The data
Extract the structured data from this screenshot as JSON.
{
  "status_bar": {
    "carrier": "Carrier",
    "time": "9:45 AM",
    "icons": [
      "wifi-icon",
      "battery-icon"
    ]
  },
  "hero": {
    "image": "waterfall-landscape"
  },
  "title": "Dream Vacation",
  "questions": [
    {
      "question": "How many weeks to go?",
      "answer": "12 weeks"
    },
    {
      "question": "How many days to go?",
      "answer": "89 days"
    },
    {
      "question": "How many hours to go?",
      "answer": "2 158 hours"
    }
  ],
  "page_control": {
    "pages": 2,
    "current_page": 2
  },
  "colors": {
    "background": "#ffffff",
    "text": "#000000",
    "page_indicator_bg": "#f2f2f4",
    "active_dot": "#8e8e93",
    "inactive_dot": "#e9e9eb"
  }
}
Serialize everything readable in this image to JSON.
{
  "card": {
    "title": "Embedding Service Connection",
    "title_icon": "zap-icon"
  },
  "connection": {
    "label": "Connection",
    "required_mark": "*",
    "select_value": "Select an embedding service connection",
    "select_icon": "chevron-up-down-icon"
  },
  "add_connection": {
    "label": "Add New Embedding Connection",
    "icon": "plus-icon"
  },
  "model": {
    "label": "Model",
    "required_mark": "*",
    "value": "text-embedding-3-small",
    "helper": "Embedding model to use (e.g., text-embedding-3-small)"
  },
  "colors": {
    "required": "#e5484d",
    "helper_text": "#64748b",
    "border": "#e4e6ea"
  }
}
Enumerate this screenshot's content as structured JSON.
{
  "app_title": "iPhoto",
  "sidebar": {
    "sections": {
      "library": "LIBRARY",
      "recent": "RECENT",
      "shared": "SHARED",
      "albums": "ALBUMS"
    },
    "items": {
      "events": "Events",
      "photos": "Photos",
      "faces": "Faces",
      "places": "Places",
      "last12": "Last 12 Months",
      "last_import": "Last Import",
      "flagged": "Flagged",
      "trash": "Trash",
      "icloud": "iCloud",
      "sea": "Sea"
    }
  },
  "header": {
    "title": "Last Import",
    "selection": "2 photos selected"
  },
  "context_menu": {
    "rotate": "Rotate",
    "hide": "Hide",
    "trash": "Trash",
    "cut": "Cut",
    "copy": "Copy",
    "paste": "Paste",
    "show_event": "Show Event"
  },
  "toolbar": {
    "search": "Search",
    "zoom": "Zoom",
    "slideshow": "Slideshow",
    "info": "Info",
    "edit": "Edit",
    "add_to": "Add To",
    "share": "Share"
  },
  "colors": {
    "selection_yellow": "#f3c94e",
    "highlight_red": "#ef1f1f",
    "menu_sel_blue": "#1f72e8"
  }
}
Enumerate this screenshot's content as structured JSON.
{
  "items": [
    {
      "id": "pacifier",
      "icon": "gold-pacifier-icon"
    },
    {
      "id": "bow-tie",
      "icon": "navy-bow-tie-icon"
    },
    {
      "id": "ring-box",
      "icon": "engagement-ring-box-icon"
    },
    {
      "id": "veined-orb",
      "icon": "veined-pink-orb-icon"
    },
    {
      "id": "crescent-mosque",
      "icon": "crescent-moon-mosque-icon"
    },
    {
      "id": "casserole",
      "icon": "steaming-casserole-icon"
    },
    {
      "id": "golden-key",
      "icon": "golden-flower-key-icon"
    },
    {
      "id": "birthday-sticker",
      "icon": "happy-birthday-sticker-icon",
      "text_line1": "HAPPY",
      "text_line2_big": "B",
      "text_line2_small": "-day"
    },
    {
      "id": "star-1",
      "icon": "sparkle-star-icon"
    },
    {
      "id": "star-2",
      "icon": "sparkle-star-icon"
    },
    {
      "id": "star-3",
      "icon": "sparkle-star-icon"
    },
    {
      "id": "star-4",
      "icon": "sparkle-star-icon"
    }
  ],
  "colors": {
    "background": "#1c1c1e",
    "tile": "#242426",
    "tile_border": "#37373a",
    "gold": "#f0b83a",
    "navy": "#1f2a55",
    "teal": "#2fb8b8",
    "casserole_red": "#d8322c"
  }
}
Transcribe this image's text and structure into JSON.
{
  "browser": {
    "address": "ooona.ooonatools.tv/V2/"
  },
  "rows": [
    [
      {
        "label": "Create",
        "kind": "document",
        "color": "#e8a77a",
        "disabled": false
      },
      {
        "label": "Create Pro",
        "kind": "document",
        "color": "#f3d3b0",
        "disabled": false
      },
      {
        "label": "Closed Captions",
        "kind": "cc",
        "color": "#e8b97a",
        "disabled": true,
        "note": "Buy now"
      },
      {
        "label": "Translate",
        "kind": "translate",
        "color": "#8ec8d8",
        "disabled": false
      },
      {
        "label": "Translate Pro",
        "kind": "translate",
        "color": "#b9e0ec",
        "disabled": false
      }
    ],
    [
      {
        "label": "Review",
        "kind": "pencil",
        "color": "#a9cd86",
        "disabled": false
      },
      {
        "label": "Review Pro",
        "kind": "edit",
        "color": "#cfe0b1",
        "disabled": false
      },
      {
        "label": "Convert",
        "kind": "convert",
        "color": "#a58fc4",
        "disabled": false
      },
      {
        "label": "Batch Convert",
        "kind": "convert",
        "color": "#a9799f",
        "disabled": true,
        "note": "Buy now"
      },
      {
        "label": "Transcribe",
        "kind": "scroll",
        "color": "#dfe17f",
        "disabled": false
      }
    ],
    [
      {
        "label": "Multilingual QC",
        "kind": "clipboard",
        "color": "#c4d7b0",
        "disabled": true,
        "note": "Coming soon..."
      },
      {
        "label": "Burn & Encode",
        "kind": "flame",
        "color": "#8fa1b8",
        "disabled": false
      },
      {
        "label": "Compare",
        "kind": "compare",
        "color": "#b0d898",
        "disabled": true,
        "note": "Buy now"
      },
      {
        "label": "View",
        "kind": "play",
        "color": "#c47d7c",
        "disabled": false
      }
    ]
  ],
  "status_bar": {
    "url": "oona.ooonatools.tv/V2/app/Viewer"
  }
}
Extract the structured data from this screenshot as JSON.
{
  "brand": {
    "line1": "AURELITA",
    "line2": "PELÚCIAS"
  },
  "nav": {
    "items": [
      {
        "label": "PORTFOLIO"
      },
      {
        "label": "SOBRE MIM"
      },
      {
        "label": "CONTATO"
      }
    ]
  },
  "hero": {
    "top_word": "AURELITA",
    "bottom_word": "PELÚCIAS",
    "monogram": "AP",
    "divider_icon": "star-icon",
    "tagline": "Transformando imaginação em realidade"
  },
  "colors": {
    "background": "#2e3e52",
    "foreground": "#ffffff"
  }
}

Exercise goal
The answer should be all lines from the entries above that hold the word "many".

Task solution
      "question": "How many weeks to go?",
      "question": "How many days to go?",
      "question": "How many hours to go?",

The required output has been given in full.